● What to work on
One line at a time, check the entries below for the word "screenshot", and copy each line that has it.

....

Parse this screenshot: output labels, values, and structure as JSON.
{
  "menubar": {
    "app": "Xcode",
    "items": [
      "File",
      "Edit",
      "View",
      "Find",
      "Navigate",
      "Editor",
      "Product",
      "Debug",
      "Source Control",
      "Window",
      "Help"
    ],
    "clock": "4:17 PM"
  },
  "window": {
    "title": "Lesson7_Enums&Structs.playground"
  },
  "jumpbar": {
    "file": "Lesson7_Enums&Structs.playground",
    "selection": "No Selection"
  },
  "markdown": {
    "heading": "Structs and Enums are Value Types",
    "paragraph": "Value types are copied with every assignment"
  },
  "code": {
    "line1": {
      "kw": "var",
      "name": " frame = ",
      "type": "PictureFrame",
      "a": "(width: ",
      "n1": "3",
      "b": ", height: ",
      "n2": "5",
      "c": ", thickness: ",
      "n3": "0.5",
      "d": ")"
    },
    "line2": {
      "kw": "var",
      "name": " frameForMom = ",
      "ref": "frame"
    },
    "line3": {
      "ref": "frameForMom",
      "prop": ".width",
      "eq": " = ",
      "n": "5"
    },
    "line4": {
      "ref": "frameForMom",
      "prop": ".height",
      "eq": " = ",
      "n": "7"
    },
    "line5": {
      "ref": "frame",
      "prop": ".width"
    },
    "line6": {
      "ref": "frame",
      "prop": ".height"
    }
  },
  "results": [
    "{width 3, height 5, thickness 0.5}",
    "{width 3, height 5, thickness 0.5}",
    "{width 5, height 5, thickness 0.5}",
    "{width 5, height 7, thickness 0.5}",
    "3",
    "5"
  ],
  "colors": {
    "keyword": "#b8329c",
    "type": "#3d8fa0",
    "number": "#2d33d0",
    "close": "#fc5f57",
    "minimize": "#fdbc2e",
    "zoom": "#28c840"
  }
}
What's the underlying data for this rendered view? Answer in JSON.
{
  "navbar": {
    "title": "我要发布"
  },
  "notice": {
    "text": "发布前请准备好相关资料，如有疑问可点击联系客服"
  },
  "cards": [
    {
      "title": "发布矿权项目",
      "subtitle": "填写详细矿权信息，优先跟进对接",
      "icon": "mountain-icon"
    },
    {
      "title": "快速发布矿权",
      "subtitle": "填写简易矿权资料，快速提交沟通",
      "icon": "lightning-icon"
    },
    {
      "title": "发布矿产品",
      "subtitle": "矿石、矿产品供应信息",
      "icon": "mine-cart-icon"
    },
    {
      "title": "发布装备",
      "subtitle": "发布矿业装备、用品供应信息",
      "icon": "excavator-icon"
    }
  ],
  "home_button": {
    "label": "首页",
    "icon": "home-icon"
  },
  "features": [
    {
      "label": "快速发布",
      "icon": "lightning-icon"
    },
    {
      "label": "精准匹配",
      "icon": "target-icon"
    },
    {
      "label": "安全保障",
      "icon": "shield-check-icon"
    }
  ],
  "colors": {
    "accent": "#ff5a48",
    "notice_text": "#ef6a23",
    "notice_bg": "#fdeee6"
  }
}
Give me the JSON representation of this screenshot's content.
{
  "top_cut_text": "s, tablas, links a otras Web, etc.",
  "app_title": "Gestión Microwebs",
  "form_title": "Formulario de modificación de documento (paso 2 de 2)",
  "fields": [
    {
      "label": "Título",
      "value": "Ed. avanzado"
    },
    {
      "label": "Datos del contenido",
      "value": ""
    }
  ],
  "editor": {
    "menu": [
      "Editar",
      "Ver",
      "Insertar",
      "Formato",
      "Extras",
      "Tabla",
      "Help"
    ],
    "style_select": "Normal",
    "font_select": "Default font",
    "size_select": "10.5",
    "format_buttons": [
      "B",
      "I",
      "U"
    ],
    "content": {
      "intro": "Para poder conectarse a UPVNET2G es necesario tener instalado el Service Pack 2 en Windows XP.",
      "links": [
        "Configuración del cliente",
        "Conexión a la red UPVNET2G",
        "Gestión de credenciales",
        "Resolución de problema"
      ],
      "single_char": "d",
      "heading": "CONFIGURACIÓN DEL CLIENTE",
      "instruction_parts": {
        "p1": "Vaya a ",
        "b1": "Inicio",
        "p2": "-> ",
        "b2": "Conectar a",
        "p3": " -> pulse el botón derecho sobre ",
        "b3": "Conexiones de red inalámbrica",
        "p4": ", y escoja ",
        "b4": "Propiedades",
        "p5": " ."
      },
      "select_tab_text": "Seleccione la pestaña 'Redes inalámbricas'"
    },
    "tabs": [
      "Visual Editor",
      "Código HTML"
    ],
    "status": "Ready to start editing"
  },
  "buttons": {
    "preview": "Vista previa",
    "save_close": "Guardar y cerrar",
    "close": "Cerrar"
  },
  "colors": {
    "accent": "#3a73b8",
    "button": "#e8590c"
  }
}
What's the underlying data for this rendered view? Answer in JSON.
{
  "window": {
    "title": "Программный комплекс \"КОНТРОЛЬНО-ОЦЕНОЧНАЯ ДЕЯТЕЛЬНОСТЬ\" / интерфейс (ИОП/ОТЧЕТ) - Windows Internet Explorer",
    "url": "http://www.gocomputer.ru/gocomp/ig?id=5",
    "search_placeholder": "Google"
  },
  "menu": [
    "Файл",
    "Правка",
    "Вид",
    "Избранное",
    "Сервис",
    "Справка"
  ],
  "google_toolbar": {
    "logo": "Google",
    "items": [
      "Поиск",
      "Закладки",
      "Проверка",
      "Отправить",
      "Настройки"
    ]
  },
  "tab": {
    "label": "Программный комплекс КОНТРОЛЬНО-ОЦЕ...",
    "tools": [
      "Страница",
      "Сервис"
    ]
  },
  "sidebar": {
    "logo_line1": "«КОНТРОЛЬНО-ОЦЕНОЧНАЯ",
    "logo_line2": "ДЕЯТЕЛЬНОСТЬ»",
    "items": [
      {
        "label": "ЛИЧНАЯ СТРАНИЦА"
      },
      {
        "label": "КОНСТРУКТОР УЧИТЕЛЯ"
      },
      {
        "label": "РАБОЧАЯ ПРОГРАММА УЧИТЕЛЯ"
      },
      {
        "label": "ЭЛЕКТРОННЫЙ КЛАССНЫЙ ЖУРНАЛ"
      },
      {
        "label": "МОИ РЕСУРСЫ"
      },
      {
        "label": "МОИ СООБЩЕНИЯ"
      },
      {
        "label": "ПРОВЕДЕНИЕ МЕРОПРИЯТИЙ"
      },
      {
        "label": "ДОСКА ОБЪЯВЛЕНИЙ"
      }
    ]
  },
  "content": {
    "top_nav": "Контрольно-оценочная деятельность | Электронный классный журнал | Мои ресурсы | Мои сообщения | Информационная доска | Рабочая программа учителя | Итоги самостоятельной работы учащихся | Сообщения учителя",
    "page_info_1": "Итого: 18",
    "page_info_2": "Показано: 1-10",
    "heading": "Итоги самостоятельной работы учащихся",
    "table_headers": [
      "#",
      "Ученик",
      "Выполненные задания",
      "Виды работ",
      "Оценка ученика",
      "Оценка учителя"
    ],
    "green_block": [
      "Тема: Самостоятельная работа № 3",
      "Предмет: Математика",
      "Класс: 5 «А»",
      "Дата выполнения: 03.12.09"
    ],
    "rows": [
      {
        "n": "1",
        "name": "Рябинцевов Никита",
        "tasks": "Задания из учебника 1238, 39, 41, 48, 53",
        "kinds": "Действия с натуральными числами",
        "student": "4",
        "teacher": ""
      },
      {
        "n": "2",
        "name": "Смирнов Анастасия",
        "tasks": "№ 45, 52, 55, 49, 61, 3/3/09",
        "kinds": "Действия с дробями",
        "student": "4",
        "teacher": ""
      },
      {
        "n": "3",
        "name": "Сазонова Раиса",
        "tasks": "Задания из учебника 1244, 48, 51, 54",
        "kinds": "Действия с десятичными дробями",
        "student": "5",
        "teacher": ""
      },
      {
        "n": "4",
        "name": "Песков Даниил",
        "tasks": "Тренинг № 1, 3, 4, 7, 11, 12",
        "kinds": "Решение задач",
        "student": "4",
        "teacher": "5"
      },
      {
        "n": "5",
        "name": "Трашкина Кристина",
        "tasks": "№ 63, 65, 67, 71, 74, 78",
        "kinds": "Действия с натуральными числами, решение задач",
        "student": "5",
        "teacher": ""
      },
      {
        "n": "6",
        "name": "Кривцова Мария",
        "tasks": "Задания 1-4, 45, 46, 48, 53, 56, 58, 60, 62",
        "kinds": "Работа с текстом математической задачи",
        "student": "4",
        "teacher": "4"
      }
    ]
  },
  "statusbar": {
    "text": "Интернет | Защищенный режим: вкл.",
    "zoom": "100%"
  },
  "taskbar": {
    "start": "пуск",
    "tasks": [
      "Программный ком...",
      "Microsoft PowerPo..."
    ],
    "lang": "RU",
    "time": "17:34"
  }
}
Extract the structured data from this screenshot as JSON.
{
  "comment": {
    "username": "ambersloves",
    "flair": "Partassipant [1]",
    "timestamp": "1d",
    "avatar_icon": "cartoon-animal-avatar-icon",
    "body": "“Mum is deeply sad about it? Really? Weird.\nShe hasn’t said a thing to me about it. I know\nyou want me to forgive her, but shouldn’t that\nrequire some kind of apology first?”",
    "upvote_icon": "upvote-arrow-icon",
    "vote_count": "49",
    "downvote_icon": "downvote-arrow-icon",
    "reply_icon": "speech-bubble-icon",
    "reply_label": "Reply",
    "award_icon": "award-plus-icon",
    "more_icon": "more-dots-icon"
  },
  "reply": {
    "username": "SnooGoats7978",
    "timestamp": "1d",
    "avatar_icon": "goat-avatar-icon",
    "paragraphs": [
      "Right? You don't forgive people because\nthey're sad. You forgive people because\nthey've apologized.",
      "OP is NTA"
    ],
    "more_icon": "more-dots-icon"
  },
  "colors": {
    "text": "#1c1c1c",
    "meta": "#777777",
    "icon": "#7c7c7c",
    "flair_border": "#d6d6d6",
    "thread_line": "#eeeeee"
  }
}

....

● Finished exercise
Parse this screenshot: output labels, values, and structure as JSON.
Give me the JSON representation of this screenshot's content.
Extract the structured data from this screenshot as JSON.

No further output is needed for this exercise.